EXERCISE BRIEF: This exercise calls for the records to be returned exactly, with images removed.

########################################

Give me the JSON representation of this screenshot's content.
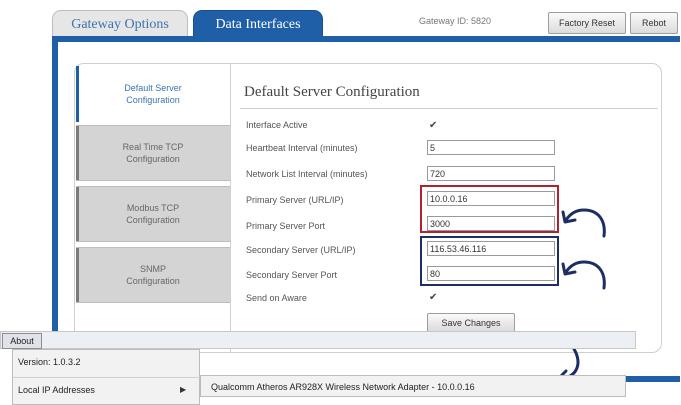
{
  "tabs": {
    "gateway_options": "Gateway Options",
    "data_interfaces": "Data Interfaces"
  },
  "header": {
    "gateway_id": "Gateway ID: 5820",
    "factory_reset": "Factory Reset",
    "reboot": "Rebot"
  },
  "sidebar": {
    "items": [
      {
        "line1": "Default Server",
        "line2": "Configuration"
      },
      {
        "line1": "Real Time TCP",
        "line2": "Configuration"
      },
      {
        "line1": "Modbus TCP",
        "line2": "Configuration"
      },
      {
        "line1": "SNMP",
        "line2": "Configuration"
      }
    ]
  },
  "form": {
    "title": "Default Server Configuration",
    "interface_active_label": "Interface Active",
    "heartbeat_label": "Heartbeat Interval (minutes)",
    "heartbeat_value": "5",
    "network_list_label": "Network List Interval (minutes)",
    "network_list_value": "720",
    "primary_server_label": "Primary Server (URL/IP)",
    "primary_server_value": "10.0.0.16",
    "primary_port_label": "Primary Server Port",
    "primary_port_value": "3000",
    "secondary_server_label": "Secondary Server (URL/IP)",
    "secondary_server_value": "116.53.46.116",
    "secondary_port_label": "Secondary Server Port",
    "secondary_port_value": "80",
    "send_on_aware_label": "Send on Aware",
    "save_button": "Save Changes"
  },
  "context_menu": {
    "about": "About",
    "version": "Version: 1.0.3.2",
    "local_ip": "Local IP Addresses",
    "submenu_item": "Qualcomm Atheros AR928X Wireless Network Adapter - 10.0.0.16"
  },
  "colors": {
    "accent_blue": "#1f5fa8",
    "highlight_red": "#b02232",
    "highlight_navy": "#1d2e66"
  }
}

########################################

PROBLEM SOLUTION:
Give me the JSON representation of this screenshot's content.
{
  "tabs": {
    "gateway_options": "Gateway Options",
    "data_interfaces": "Data Interfaces"
  },
  "header": {
    "gateway_id": "Gateway ID: 5820",
    "factory_reset": "Factory Reset",
    "reboot": "Rebot"
  },
  "sidebar": {
    "items": [
      {
        "line1": "Default Server",
        "line2": "Configuration"
      },
      {
        "line1": "Real Time TCP",
        "line2": "Configuration"
      },
      {
        "line1": "Modbus TCP",
        "line2": "Configuration"
      },
      {
        "line1": "SNMP",
        "line2": "Configuration"
      }
    ]
  },
  "form": {
    "title": "Default Server Configuration",
    "interface_active_label": "Interface Active",
    "heartbeat_label": "Heartbeat Interval (minutes)",
    "heartbeat_value": "5",
    "network_list_label": "Network List Interval (minutes)",
    "network_list_value": "720",
    "primary_server_label": "Primary Server (URL/IP)",
    "primary_server_value": "10.0.0.16",
    "primary_port_label": "Primary Server Port",
    "primary_port_value": "3000",
    "secondary_server_label": "Secondary Server (URL/IP)",
    "secondary_server_value": "116.53.46.116",
    "secondary_port_label": "Secondary Server Port",
    "secondary_port_value": "80",
    "send_on_aware_label": "Send on Aware",
    "save_button": "Save Changes"
  },
  "context_menu": {
    "about": "About",
    "version": "Version: 1.0.3.2",
    "local_ip": "Local IP Addresses",
    "submenu_item": "Qualcomm Atheros AR928X Wireless Network Adapter - 10.0.0.16"
  },
  "colors": {
    "accent_blue": "#1f5fa8",
    "highlight_red": "#b02232",
    "highlight_navy": "#1d2e66"
  }
}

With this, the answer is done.